**Work instruction**
Say how many of the lines below include the word "eight". Only the number should be given.

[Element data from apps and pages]
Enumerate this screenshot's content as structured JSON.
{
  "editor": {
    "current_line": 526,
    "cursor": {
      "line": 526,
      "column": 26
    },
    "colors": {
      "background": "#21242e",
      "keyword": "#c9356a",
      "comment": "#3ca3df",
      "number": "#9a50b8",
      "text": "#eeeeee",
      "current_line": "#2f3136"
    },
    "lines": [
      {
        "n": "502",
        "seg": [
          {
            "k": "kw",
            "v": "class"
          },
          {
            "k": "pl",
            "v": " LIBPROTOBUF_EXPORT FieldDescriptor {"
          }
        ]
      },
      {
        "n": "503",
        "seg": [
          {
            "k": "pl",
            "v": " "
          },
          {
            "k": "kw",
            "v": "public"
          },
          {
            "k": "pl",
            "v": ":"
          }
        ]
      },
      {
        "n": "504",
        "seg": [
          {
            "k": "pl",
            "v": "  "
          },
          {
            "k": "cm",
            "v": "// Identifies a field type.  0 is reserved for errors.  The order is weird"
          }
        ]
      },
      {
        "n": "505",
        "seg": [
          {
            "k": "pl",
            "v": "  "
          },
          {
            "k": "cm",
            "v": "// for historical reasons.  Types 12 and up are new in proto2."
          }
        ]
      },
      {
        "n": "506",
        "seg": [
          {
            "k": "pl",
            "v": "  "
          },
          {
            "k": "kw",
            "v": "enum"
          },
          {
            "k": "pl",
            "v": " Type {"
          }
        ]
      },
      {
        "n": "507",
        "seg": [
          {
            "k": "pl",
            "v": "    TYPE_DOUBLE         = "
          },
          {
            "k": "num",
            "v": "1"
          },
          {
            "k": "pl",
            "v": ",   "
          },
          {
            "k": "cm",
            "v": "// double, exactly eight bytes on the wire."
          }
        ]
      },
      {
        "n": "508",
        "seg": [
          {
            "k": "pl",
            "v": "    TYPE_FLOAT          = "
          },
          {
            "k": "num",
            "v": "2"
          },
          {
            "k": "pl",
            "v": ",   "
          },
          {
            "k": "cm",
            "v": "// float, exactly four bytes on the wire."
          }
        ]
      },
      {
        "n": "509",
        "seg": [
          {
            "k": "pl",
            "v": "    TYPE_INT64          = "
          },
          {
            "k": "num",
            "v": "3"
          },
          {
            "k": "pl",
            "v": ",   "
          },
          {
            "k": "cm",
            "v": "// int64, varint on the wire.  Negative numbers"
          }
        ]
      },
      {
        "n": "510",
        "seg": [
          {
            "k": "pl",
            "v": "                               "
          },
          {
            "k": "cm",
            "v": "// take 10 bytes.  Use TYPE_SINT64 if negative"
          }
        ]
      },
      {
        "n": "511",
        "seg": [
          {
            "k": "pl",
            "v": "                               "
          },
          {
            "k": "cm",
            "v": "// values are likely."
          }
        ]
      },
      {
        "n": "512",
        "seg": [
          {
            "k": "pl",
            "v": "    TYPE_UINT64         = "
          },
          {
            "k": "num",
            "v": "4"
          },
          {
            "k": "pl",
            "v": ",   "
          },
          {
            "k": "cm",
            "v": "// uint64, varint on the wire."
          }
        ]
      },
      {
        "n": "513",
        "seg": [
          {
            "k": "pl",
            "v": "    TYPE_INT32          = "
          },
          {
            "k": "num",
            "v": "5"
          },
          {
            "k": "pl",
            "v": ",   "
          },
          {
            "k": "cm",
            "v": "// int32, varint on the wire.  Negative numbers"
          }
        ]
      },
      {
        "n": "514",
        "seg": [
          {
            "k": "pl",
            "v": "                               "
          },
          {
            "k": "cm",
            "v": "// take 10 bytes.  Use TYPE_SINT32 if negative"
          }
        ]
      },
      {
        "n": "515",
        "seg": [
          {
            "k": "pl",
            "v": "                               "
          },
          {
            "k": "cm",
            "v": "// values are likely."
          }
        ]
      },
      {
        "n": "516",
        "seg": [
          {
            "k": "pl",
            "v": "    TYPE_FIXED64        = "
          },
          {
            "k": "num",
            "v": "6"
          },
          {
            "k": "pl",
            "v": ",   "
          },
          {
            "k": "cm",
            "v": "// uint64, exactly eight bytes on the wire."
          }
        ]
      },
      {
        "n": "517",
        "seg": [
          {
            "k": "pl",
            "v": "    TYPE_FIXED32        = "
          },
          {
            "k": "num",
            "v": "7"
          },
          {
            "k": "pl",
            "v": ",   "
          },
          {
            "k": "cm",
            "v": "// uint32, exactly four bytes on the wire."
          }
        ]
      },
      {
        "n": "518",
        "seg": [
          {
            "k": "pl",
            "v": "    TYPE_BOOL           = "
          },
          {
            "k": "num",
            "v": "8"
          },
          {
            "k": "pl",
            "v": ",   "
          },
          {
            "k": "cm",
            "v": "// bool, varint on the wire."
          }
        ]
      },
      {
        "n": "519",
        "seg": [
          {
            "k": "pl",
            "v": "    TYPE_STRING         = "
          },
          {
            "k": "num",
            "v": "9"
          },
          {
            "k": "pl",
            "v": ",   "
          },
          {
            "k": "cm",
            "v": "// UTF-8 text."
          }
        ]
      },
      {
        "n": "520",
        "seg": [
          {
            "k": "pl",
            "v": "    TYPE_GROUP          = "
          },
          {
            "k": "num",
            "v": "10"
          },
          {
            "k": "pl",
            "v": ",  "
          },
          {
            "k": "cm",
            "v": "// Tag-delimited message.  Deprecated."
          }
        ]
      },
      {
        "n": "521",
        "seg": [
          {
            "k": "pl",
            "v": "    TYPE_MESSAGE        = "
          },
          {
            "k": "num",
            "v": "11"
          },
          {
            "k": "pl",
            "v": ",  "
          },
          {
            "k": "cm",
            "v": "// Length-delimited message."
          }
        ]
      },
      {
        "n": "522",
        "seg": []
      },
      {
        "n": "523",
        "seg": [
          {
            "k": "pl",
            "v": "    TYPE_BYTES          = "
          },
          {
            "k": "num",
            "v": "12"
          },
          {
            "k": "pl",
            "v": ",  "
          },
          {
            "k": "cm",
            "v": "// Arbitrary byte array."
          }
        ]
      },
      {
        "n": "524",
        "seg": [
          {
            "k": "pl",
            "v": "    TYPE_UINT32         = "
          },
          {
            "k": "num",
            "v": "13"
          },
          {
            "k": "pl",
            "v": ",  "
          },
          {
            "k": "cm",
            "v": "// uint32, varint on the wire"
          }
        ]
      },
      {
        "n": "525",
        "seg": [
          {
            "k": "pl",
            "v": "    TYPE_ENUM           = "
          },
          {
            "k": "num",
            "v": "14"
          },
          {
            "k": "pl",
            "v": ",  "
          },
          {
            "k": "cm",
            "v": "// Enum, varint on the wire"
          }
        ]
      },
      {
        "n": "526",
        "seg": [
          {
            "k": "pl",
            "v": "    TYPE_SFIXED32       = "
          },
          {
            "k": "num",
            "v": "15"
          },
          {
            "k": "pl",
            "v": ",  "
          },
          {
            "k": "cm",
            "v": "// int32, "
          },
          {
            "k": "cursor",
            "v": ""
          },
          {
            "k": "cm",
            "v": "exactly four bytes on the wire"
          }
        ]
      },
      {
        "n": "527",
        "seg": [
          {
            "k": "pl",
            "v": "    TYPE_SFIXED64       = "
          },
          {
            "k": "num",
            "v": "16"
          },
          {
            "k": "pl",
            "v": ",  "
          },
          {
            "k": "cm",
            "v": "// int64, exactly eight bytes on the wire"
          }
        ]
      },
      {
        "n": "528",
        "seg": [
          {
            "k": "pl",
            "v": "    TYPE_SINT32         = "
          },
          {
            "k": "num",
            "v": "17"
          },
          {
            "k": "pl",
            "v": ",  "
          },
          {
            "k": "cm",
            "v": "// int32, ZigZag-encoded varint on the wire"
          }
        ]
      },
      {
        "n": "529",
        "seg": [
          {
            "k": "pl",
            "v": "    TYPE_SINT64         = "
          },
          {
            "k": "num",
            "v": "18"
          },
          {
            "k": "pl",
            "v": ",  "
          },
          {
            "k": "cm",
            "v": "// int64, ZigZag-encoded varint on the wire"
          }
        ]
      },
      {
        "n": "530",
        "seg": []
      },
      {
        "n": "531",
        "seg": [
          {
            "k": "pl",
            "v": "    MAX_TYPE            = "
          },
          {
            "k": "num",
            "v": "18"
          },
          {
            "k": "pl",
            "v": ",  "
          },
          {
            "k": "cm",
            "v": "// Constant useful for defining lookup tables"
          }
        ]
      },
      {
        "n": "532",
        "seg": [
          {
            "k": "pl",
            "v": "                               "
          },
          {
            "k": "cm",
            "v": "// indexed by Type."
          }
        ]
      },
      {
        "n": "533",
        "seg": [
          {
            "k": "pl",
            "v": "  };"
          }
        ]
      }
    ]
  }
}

**Solution to this exercise**
3